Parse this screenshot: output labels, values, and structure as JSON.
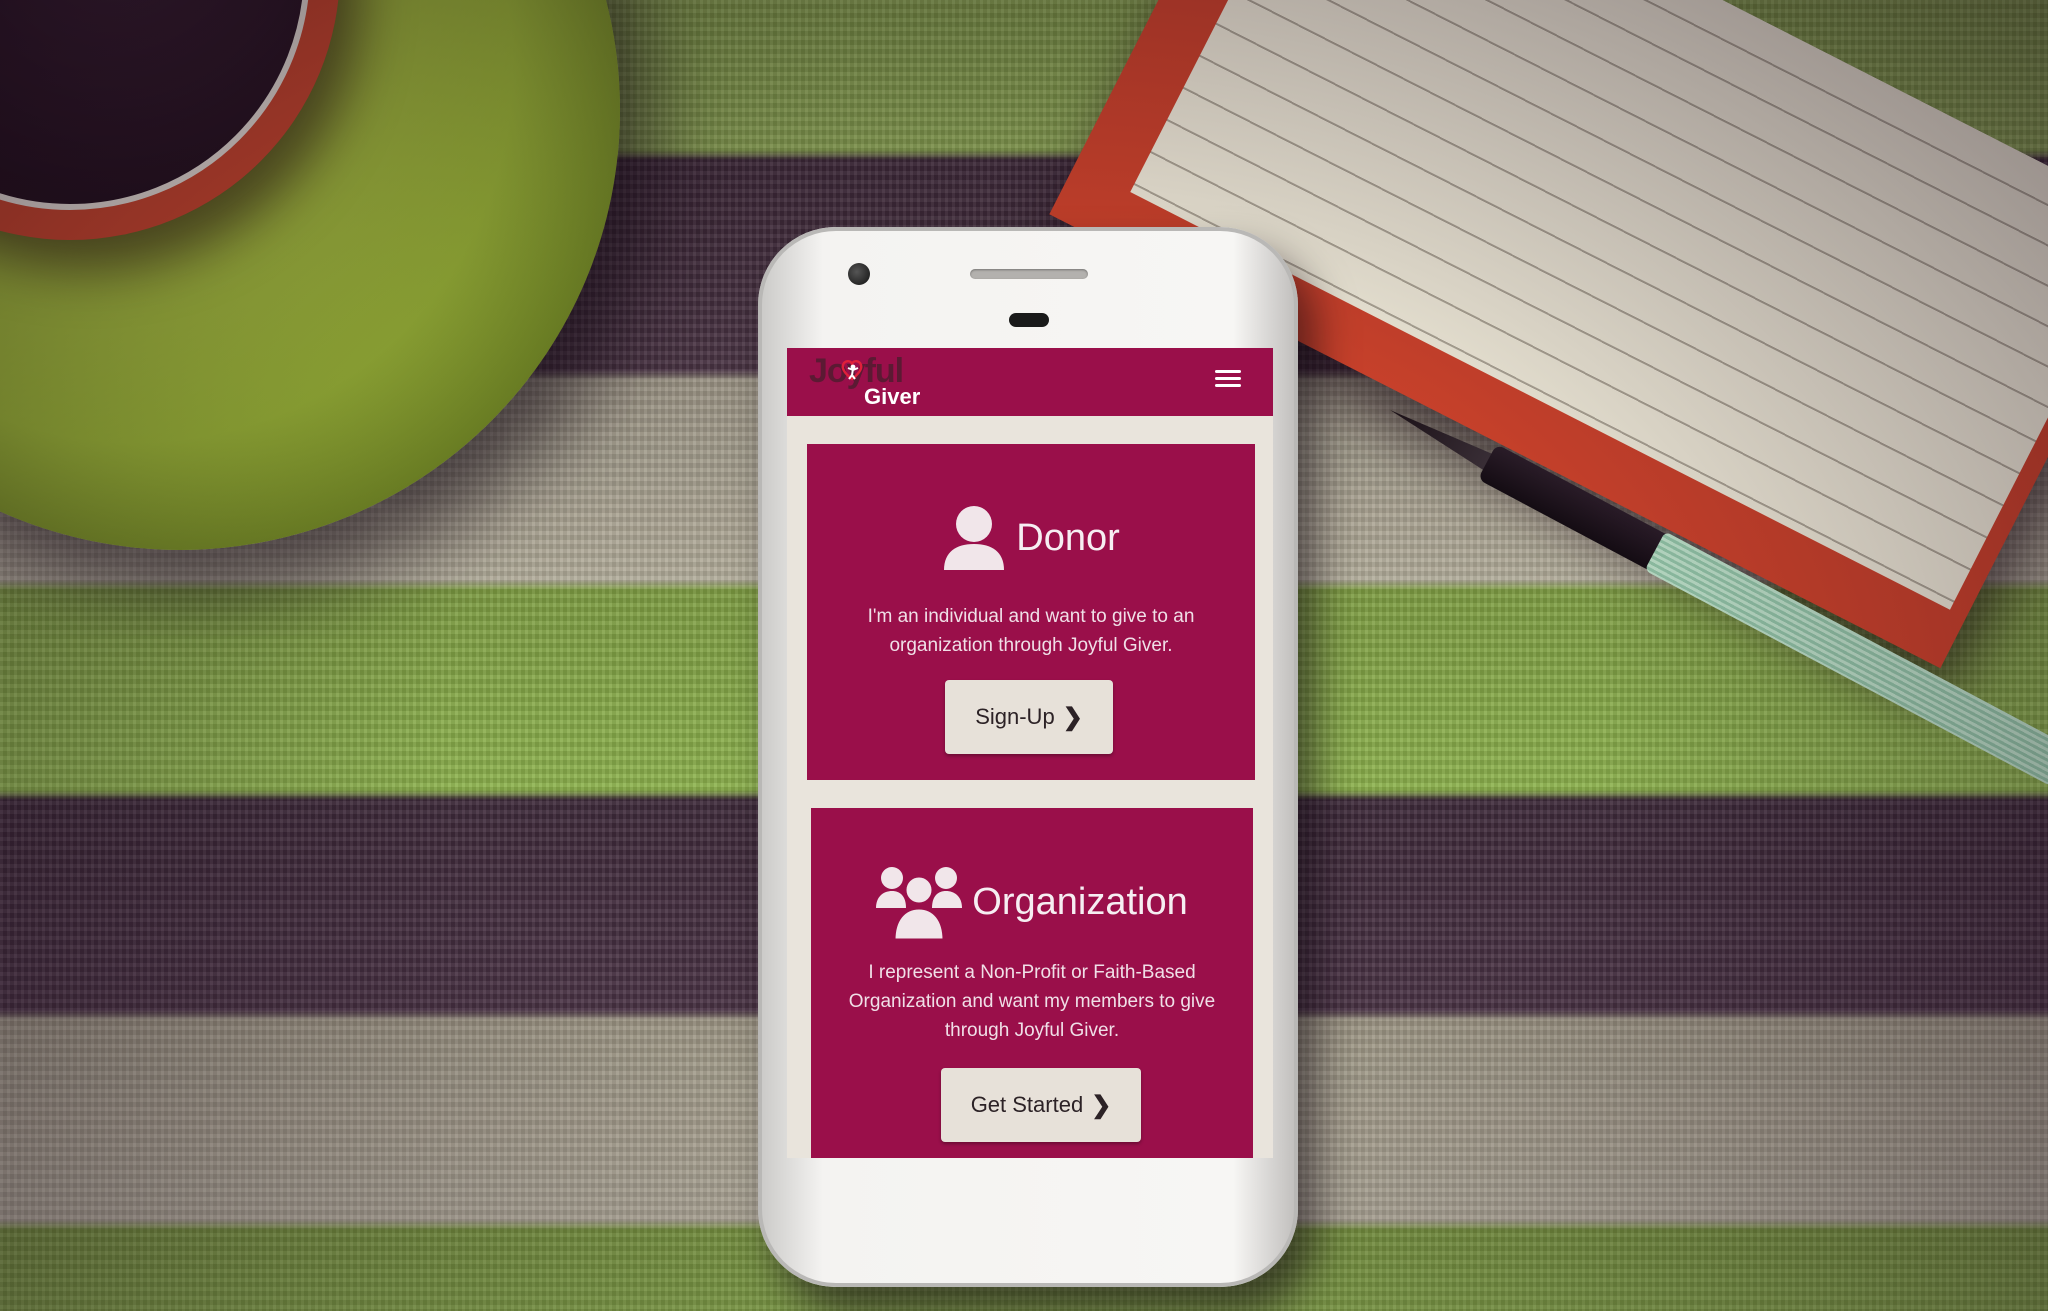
{
  "app": {
    "logo_line1": "Joyful",
    "logo_line2": "Giver"
  },
  "header": {
    "menu_icon": "hamburger-menu-icon"
  },
  "donor_card": {
    "icon": "user-icon",
    "title": "Donor",
    "description": "I'm an individual and want to give to an organization through Joyful Giver.",
    "button_label": "Sign-Up",
    "button_icon": "chevron-right-icon"
  },
  "organization_card": {
    "icon": "users-group-icon",
    "title": "Organization",
    "description": "I represent a Non-Profit or Faith-Based Organization and want my members to give through Joyful Giver.",
    "button_label": "Get Started",
    "button_icon": "chevron-right-icon"
  },
  "colors": {
    "brand_primary": "#9a0f4a",
    "screen_background": "#e9e4dc",
    "button_background": "#e7e1d9"
  }
}
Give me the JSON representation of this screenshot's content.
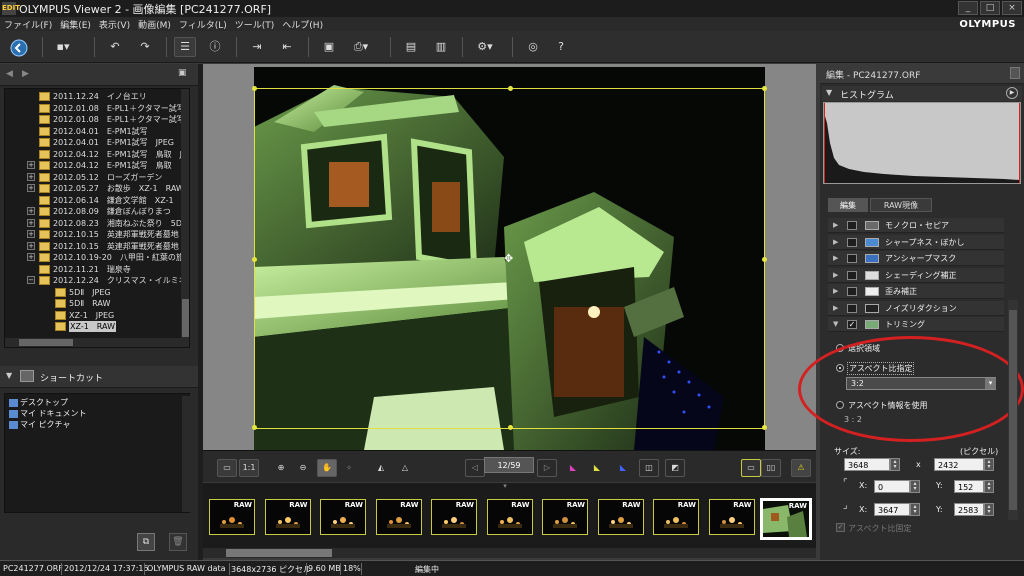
{
  "window": {
    "title": "OLYMPUS Viewer 2 - 画像編集 [PC241277.ORF]",
    "app_icon": "edit-icon",
    "controls": [
      "_",
      "□",
      "×"
    ]
  },
  "brand": "OLYMPUS",
  "menu": [
    "ファイル(F)",
    "編集(E)",
    "表示(V)",
    "動画(M)",
    "フィルタ(L)",
    "ツール(T)",
    "ヘルプ(H)"
  ],
  "tree": {
    "rows": [
      {
        "d": "2011.12.24",
        "t": "イノ台エリ"
      },
      {
        "d": "2012.01.08",
        "t": "E-PL1＋クタマー試写"
      },
      {
        "d": "2012.01.08",
        "t": "E-PL1＋クタマー試写"
      },
      {
        "d": "2012.04.01",
        "t": "E-PM1試写"
      },
      {
        "d": "2012.04.01",
        "t": "E-PM1試写　JPEG"
      },
      {
        "d": "2012.04.12",
        "t": "E-PM1試写　鳥取　J"
      },
      {
        "d": "2012.04.12",
        "t": "E-PM1試写　鳥取"
      },
      {
        "d": "2012.05.12",
        "t": "ローズガーデン"
      },
      {
        "d": "2012.05.27",
        "t": "お散歩　XZ-1　RAW"
      },
      {
        "d": "2012.06.14",
        "t": "鎌倉文学館　XZ-1"
      },
      {
        "d": "2012.08.09",
        "t": "鎌倉ぼんぼりまつ"
      },
      {
        "d": "2012.08.23",
        "t": "湘南ねぶた祭り　5DⅡ"
      },
      {
        "d": "2012.10.15",
        "t": "英連邦軍戦死者墓地"
      },
      {
        "d": "2012.10.15",
        "t": "英連邦軍戦死者墓地"
      },
      {
        "d": "2012.10.19-20",
        "t": "八甲田・紅葉の旅"
      },
      {
        "d": "2012.11.21",
        "t": "瑞泉寺"
      },
      {
        "d": "2012.12.24",
        "t": "クリスマス・イルミネーション"
      }
    ],
    "children": [
      "5DⅡ　JPEG",
      "5DⅡ　RAW",
      "XZ-1　JPEG",
      "XZ-1　RAW"
    ]
  },
  "shortcut": {
    "title": "ショートカット",
    "items": [
      "デスクトップ",
      "マイ ドキュメント",
      "マイ ピクチャ"
    ]
  },
  "viewer": {
    "page": "12/59",
    "zoom_label": "1:1"
  },
  "filmstrip": {
    "raw_label": "RAW",
    "count": 11
  },
  "right": {
    "panel_title": "編集 - PC241277.ORF",
    "histogram_title": "ヒストグラム",
    "tabs": [
      "編集",
      "RAW現像"
    ],
    "effects": [
      "モノクロ・セピア",
      "シャープネス・ぼかし",
      "アンシャープマスク",
      "シェーディング補正",
      "歪み補正",
      "ノイズリダクション",
      "トリミング"
    ],
    "crop": {
      "opt1": "選択領域",
      "opt2": "アスペクト比指定",
      "ratio": "3:2",
      "opt3": "アスペクト情報を使用",
      "opt3_value": "3 : 2",
      "size_label": "サイズ:",
      "unit_label": "(ピクセル)",
      "w": "3648",
      "h": "2432",
      "x_sep": "x",
      "x_label": "X:",
      "y_label": "Y:",
      "x0": "0",
      "y0": "152",
      "x1": "3647",
      "y1": "2583",
      "fix_label": "アスペクト比固定"
    }
  },
  "status": {
    "file": "PC241277.ORF",
    "date": "2012/12/24 17:37:15",
    "format": "OLYMPUS RAW data",
    "dims": "3648x2736 ピクセル",
    "size": "9.60 MB",
    "zoom": "18%",
    "mode": "編集中"
  },
  "colors": {
    "crop": "#e0e040",
    "annotation": "#d42020",
    "panel": "#2c2c2c"
  }
}
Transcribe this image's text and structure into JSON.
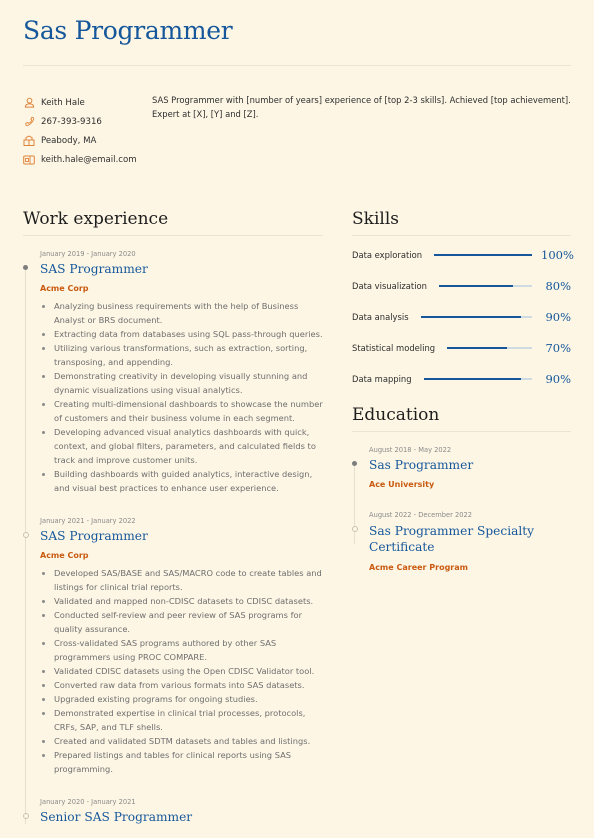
{
  "header": {
    "title": "Sas Programmer"
  },
  "contact": {
    "name": "Keith Hale",
    "phone": "267-393-9316",
    "location": "Peabody, MA",
    "email": "keith.hale@email.com",
    "icons": [
      "user-icon",
      "phone-icon",
      "location-icon",
      "email-icon"
    ],
    "icon_color": "#e0843a"
  },
  "summary": "SAS Programmer with [number of years] experience of [top 2-3 skills]. Achieved [top achievement]. Expert at [X], [Y] and [Z].",
  "work": {
    "title": "Work experience",
    "jobs": [
      {
        "date": "January 2019 - January 2020",
        "role": "SAS Programmer",
        "company": "Acme Corp",
        "bullets": [
          "Analyzing business requirements with the help of Business Analyst or BRS document.",
          "Extracting data from databases using SQL pass-through queries.",
          "Utilizing various transformations, such as extraction, sorting, transposing, and appending.",
          "Demonstrating creativity in developing visually stunning and dynamic visualizations using visual analytics.",
          "Creating multi-dimensional dashboards to showcase the number of customers and their business volume in each segment.",
          "Developing advanced visual analytics dashboards with quick, context, and global filters, parameters, and calculated fields to track and improve customer units.",
          "Building dashboards with guided analytics, interactive design, and visual best practices to enhance user experience."
        ]
      },
      {
        "date": "January 2021 - January 2022",
        "role": "SAS Programmer",
        "company": "Acme Corp",
        "bullets": [
          "Developed SAS/BASE and SAS/MACRO code to create tables and listings for clinical trial reports.",
          "Validated and mapped non-CDISC datasets to CDISC datasets.",
          "Conducted self-review and peer review of SAS programs for quality assurance.",
          "Cross-validated SAS programs authored by other SAS programmers using PROC COMPARE.",
          "Validated CDISC datasets using the Open CDISC Validator tool.",
          "Converted raw data from various formats into SAS datasets.",
          "Upgraded existing programs for ongoing studies.",
          "Demonstrated expertise in clinical trial processes, protocols, CRFs, SAP, and TLF shells.",
          "Created and validated SDTM datasets and tables and listings.",
          "Prepared listings and tables for clinical reports using SAS programming."
        ]
      },
      {
        "date": "January 2020 - January 2021",
        "role": "Senior SAS Programmer",
        "company": "",
        "bullets": []
      }
    ]
  },
  "skills": {
    "title": "Skills",
    "items": [
      {
        "name": "Data exploration",
        "value": 100,
        "label": "100%"
      },
      {
        "name": "Data visualization",
        "value": 80,
        "label": "80%"
      },
      {
        "name": "Data analysis",
        "value": 90,
        "label": "90%"
      },
      {
        "name": "Statistical modeling",
        "value": 70,
        "label": "70%"
      },
      {
        "name": "Data mapping",
        "value": 90,
        "label": "90%"
      }
    ]
  },
  "education": {
    "title": "Education",
    "items": [
      {
        "date": "August 2018 - May 2022",
        "degree": "Sas Programmer",
        "school": "Ace University"
      },
      {
        "date": "August 2022 - December 2022",
        "degree": "Sas Programmer Specialty Certificate",
        "school": "Acme Career Program"
      }
    ]
  },
  "colors": {
    "accent": "#15579a",
    "company": "#c95a10",
    "background": "#fdf6e5"
  }
}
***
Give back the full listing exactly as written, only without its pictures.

Parse this screenshot: output labels, values, and structure as JSON.
{
  "app": {
    "logo_line1": "Joyful",
    "logo_line2": "Giver"
  },
  "header": {
    "menu_icon": "hamburger-menu-icon"
  },
  "donor_card": {
    "icon": "user-icon",
    "title": "Donor",
    "description": "I'm an individual and want to give to an organization through Joyful Giver.",
    "button_label": "Sign-Up",
    "button_icon": "chevron-right-icon"
  },
  "organization_card": {
    "icon": "users-group-icon",
    "title": "Organization",
    "description": "I represent a Non-Profit or Faith-Based Organization and want my members to give through Joyful Giver.",
    "button_label": "Get Started",
    "button_icon": "chevron-right-icon"
  },
  "colors": {
    "brand_primary": "#9a0f4a",
    "screen_background": "#e9e4dc",
    "button_background": "#e7e1d9"
  }
}
Give me the JSON representation of this screenshot's content.
{
  "window": {
    "title": "OLYMPUS Viewer 2 - 画像編集 [PC241277.ORF]",
    "app_icon": "edit-icon",
    "controls": [
      "_",
      "□",
      "×"
    ]
  },
  "brand": "OLYMPUS",
  "menu": [
    "ファイル(F)",
    "編集(E)",
    "表示(V)",
    "動画(M)",
    "フィルタ(L)",
    "ツール(T)",
    "ヘルプ(H)"
  ],
  "tree": {
    "rows": [
      {
        "d": "2011.12.24",
        "t": "イノ台エリ"
      },
      {
        "d": "2012.01.08",
        "t": "E-PL1＋クタマー試写"
      },
      {
        "d": "2012.01.08",
        "t": "E-PL1＋クタマー試写"
      },
      {
        "d": "2012.04.01",
        "t": "E-PM1試写"
      },
      {
        "d": "2012.04.01",
        "t": "E-PM1試写　JPEG"
      },
      {
        "d": "2012.04.12",
        "t": "E-PM1試写　鳥取　J"
      },
      {
        "d": "2012.04.12",
        "t": "E-PM1試写　鳥取"
      },
      {
        "d": "2012.05.12",
        "t": "ローズガーデン"
      },
      {
        "d": "2012.05.27",
        "t": "お散歩　XZ-1　RAW"
      },
      {
        "d": "2012.06.14",
        "t": "鎌倉文学館　XZ-1"
      },
      {
        "d": "2012.08.09",
        "t": "鎌倉ぼんぼりまつ"
      },
      {
        "d": "2012.08.23",
        "t": "湘南ねぶた祭り　5DⅡ"
      },
      {
        "d": "2012.10.15",
        "t": "英連邦軍戦死者墓地"
      },
      {
        "d": "2012.10.15",
        "t": "英連邦軍戦死者墓地"
      },
      {
        "d": "2012.10.19-20",
        "t": "八甲田・紅葉の旅"
      },
      {
        "d": "2012.11.21",
        "t": "瑞泉寺"
      },
      {
        "d": "2012.12.24",
        "t": "クリスマス・イルミネーション"
      }
    ],
    "children": [
      "5DⅡ　JPEG",
      "5DⅡ　RAW",
      "XZ-1　JPEG",
      "XZ-1　RAW"
    ]
  },
  "shortcut": {
    "title": "ショートカット",
    "items": [
      "デスクトップ",
      "マイ ドキュメント",
      "マイ ピクチャ"
    ]
  },
  "viewer": {
    "page": "12/59",
    "zoom_label": "1:1"
  },
  "filmstrip": {
    "raw_label": "RAW",
    "count": 11
  },
  "right": {
    "panel_title": "編集 - PC241277.ORF",
    "histogram_title": "ヒストグラム",
    "tabs": [
      "編集",
      "RAW現像"
    ],
    "effects": [
      "モノクロ・セピア",
      "シャープネス・ぼかし",
      "アンシャープマスク",
      "シェーディング補正",
      "歪み補正",
      "ノイズリダクション",
      "トリミング"
    ],
    "crop": {
      "opt1": "選択領域",
      "opt2": "アスペクト比指定",
      "ratio": "3:2",
      "opt3": "アスペクト情報を使用",
      "opt3_value": "3 : 2",
      "size_label": "サイズ:",
      "unit_label": "(ピクセル)",
      "w": "3648",
      "h": "2432",
      "x_sep": "x",
      "x_label": "X:",
      "y_label": "Y:",
      "x0": "0",
      "y0": "152",
      "x1": "3647",
      "y1": "2583",
      "fix_label": "アスペクト比固定"
    }
  },
  "status": {
    "file": "PC241277.ORF",
    "date": "2012/12/24 17:37:15",
    "format": "OLYMPUS RAW data",
    "dims": "3648x2736 ピクセル",
    "size": "9.60 MB",
    "zoom": "18%",
    "mode": "編集中"
  },
  "colors": {
    "crop": "#e0e040",
    "annotation": "#d42020",
    "panel": "#2c2c2c"
  }
}
Transcribe this image's text and structure into JSON.
{
  "header": {
    "title": "Sas Programmer"
  },
  "contact": {
    "name": "Keith Hale",
    "phone": "267-393-9316",
    "location": "Peabody, MA",
    "email": "keith.hale@email.com",
    "icons": [
      "user-icon",
      "phone-icon",
      "location-icon",
      "email-icon"
    ],
    "icon_color": "#e0843a"
  },
  "summary": "SAS Programmer with [number of years] experience of [top 2-3 skills]. Achieved [top achievement]. Expert at [X], [Y] and [Z].",
  "work": {
    "title": "Work experience",
    "jobs": [
      {
        "date": "January 2019 - January 2020",
        "role": "SAS Programmer",
        "company": "Acme Corp",
        "bullets": [
          "Analyzing business requirements with the help of Business Analyst or BRS document.",
          "Extracting data from databases using SQL pass-through queries.",
          "Utilizing various transformations, such as extraction, sorting, transposing, and appending.",
          "Demonstrating creativity in developing visually stunning and dynamic visualizations using visual analytics.",
          "Creating multi-dimensional dashboards to showcase the number of customers and their business volume in each segment.",
          "Developing advanced visual analytics dashboards with quick, context, and global filters, parameters, and calculated fields to track and improve customer units.",
          "Building dashboards with guided analytics, interactive design, and visual best practices to enhance user experience."
        ]
      },
      {
        "date": "January 2021 - January 2022",
        "role": "SAS Programmer",
        "company": "Acme Corp",
        "bullets": [
          "Developed SAS/BASE and SAS/MACRO code to create tables and listings for clinical trial reports.",
          "Validated and mapped non-CDISC datasets to CDISC datasets.",
          "Conducted self-review and peer review of SAS programs for quality assurance.",
          "Cross-validated SAS programs authored by other SAS programmers using PROC COMPARE.",
          "Validated CDISC datasets using the Open CDISC Validator tool.",
          "Converted raw data from various formats into SAS datasets.",
          "Upgraded existing programs for ongoing studies.",
          "Demonstrated expertise in clinical trial processes, protocols, CRFs, SAP, and TLF shells.",
          "Created and validated SDTM datasets and tables and listings.",
          "Prepared listings and tables for clinical reports using SAS programming."
        ]
      },
      {
        "date": "January 2020 - January 2021",
        "role": "Senior SAS Programmer",
        "company": "",
        "bullets": []
      }
    ]
  },
  "skills": {
    "title": "Skills",
    "items": [
      {
        "name": "Data exploration",
        "value": 100,
        "label": "100%"
      },
      {
        "name": "Data visualization",
        "value": 80,
        "label": "80%"
      },
      {
        "name": "Data analysis",
        "value": 90,
        "label": "90%"
      },
      {
        "name": "Statistical modeling",
        "value": 70,
        "label": "70%"
      },
      {
        "name": "Data mapping",
        "value": 90,
        "label": "90%"
      }
    ]
  },
  "education": {
    "title": "Education",
    "items": [
      {
        "date": "August 2018 - May 2022",
        "degree": "Sas Programmer",
        "school": "Ace University"
      },
      {
        "date": "August 2022 - December 2022",
        "degree": "Sas Programmer Specialty Certificate",
        "school": "Acme Career Program"
      }
    ]
  },
  "colors": {
    "accent": "#15579a",
    "company": "#c95a10",
    "background": "#fdf6e5"
  }
}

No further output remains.